Word for word, reproduce all of the entries shown below.

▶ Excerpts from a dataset
#####

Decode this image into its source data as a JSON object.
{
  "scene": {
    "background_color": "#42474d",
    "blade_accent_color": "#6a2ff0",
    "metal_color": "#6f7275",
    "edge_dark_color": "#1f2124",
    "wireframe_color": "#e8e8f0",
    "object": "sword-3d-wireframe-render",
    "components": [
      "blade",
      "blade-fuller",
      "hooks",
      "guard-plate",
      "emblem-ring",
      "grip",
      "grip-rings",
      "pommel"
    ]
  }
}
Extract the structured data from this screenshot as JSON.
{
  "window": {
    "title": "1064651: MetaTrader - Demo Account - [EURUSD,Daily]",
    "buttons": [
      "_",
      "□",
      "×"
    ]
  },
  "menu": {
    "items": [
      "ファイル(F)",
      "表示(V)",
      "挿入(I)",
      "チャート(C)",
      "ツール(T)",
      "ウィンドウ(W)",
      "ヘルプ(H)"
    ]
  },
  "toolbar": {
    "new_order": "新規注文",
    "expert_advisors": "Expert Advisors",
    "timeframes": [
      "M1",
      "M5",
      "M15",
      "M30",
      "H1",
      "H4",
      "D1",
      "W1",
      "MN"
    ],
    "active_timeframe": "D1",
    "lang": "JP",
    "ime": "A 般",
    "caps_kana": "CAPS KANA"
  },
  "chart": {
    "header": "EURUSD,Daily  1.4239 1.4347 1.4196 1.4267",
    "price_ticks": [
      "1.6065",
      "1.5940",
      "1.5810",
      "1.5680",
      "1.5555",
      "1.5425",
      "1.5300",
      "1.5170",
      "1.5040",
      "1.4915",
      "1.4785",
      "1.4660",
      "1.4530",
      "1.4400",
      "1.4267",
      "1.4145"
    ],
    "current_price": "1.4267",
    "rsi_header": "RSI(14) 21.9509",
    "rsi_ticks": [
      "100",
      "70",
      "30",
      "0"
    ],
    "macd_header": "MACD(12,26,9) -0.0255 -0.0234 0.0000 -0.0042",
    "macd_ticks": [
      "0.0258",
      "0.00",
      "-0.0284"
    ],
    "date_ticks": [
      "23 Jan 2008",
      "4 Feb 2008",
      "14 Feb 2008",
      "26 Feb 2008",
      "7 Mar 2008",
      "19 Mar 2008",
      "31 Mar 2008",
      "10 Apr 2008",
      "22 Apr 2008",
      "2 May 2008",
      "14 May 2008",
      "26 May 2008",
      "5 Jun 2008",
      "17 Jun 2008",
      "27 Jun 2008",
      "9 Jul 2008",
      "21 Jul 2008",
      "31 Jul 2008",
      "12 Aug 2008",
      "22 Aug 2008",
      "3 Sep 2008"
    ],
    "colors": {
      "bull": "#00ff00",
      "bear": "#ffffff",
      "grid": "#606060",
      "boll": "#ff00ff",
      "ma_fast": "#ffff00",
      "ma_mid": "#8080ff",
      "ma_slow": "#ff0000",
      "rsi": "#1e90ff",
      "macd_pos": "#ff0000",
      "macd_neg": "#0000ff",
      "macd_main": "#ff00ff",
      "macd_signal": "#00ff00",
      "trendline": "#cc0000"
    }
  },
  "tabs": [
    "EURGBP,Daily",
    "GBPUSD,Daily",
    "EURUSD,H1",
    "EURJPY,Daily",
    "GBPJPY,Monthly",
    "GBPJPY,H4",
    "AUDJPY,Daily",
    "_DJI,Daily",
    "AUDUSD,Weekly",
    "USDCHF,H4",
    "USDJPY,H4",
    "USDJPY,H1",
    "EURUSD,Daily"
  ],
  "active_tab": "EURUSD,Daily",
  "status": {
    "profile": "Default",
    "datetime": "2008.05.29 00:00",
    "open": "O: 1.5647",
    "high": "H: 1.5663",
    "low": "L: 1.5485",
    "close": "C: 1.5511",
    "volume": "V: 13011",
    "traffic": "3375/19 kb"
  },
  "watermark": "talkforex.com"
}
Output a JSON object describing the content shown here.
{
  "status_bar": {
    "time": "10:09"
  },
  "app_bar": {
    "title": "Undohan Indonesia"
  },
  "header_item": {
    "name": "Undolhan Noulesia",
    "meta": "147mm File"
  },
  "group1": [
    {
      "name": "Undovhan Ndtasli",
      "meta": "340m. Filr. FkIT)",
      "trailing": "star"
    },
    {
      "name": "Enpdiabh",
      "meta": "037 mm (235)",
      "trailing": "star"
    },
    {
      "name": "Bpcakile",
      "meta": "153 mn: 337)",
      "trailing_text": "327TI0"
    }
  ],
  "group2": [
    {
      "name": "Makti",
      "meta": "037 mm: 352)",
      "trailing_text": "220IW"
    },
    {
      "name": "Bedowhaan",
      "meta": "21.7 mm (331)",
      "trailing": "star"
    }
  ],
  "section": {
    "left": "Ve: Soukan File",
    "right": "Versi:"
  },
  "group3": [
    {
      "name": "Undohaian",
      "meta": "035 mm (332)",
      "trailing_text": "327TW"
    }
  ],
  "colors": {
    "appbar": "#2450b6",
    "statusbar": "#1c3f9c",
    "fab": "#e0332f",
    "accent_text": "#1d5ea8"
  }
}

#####

▶ Final answer
Decode this image into its source data as a JSON object.
{
  "scene": {
    "background_color": "#42474d",
    "blade_accent_color": "#6a2ff0",
    "metal_color": "#6f7275",
    "edge_dark_color": "#1f2124",
    "wireframe_color": "#e8e8f0",
    "object": "sword-3d-wireframe-render",
    "components": [
      "blade",
      "blade-fuller",
      "hooks",
      "guard-plate",
      "emblem-ring",
      "grip",
      "grip-rings",
      "pommel"
    ]
  }
}
Extract the structured data from this screenshot as JSON.
{
  "window": {
    "title": "1064651: MetaTrader - Demo Account - [EURUSD,Daily]",
    "buttons": [
      "_",
      "□",
      "×"
    ]
  },
  "menu": {
    "items": [
      "ファイル(F)",
      "表示(V)",
      "挿入(I)",
      "チャート(C)",
      "ツール(T)",
      "ウィンドウ(W)",
      "ヘルプ(H)"
    ]
  },
  "toolbar": {
    "new_order": "新規注文",
    "expert_advisors": "Expert Advisors",
    "timeframes": [
      "M1",
      "M5",
      "M15",
      "M30",
      "H1",
      "H4",
      "D1",
      "W1",
      "MN"
    ],
    "active_timeframe": "D1",
    "lang": "JP",
    "ime": "A 般",
    "caps_kana": "CAPS KANA"
  },
  "chart": {
    "header": "EURUSD,Daily  1.4239 1.4347 1.4196 1.4267",
    "price_ticks": [
      "1.6065",
      "1.5940",
      "1.5810",
      "1.5680",
      "1.5555",
      "1.5425",
      "1.5300",
      "1.5170",
      "1.5040",
      "1.4915",
      "1.4785",
      "1.4660",
      "1.4530",
      "1.4400",
      "1.4267",
      "1.4145"
    ],
    "current_price": "1.4267",
    "rsi_header": "RSI(14) 21.9509",
    "rsi_ticks": [
      "100",
      "70",
      "30",
      "0"
    ],
    "macd_header": "MACD(12,26,9) -0.0255 -0.0234 0.0000 -0.0042",
    "macd_ticks": [
      "0.0258",
      "0.00",
      "-0.0284"
    ],
    "date_ticks": [
      "23 Jan 2008",
      "4 Feb 2008",
      "14 Feb 2008",
      "26 Feb 2008",
      "7 Mar 2008",
      "19 Mar 2008",
      "31 Mar 2008",
      "10 Apr 2008",
      "22 Apr 2008",
      "2 May 2008",
      "14 May 2008",
      "26 May 2008",
      "5 Jun 2008",
      "17 Jun 2008",
      "27 Jun 2008",
      "9 Jul 2008",
      "21 Jul 2008",
      "31 Jul 2008",
      "12 Aug 2008",
      "22 Aug 2008",
      "3 Sep 2008"
    ],
    "colors": {
      "bull": "#00ff00",
      "bear": "#ffffff",
      "grid": "#606060",
      "boll": "#ff00ff",
      "ma_fast": "#ffff00",
      "ma_mid": "#8080ff",
      "ma_slow": "#ff0000",
      "rsi": "#1e90ff",
      "macd_pos": "#ff0000",
      "macd_neg": "#0000ff",
      "macd_main": "#ff00ff",
      "macd_signal": "#00ff00",
      "trendline": "#cc0000"
    }
  },
  "tabs": [
    "EURGBP,Daily",
    "GBPUSD,Daily",
    "EURUSD,H1",
    "EURJPY,Daily",
    "GBPJPY,Monthly",
    "GBPJPY,H4",
    "AUDJPY,Daily",
    "_DJI,Daily",
    "AUDUSD,Weekly",
    "USDCHF,H4",
    "USDJPY,H4",
    "USDJPY,H1",
    "EURUSD,Daily"
  ],
  "active_tab": "EURUSD,Daily",
  "status": {
    "profile": "Default",
    "datetime": "2008.05.29 00:00",
    "open": "O: 1.5647",
    "high": "H: 1.5663",
    "low": "L: 1.5485",
    "close": "C: 1.5511",
    "volume": "V: 13011",
    "traffic": "3375/19 kb"
  },
  "watermark": "talkforex.com"
}
Output a JSON object describing the content shown here.
{
  "status_bar": {
    "time": "10:09"
  },
  "app_bar": {
    "title": "Undohan Indonesia"
  },
  "header_item": {
    "name": "Undolhan Noulesia",
    "meta": "147mm File"
  },
  "group1": [
    {
      "name": "Undovhan Ndtasli",
      "meta": "340m. Filr. FkIT)",
      "trailing": "star"
    },
    {
      "name": "Enpdiabh",
      "meta": "037 mm (235)",
      "trailing": "star"
    },
    {
      "name": "Bpcakile",
      "meta": "153 mn: 337)",
      "trailing_text": "327TI0"
    }
  ],
  "group2": [
    {
      "name": "Makti",
      "meta": "037 mm: 352)",
      "trailing_text": "220IW"
    },
    {
      "name": "Bedowhaan",
      "meta": "21.7 mm (331)",
      "trailing": "star"
    }
  ],
  "section": {
    "left": "Ve: Soukan File",
    "right": "Versi:"
  },
  "group3": [
    {
      "name": "Undohaian",
      "meta": "035 mm (332)",
      "trailing_text": "327TW"
    }
  ],
  "colors": {
    "appbar": "#2450b6",
    "statusbar": "#1c3f9c",
    "fab": "#e0332f",
    "accent_text": "#1d5ea8"
  }
}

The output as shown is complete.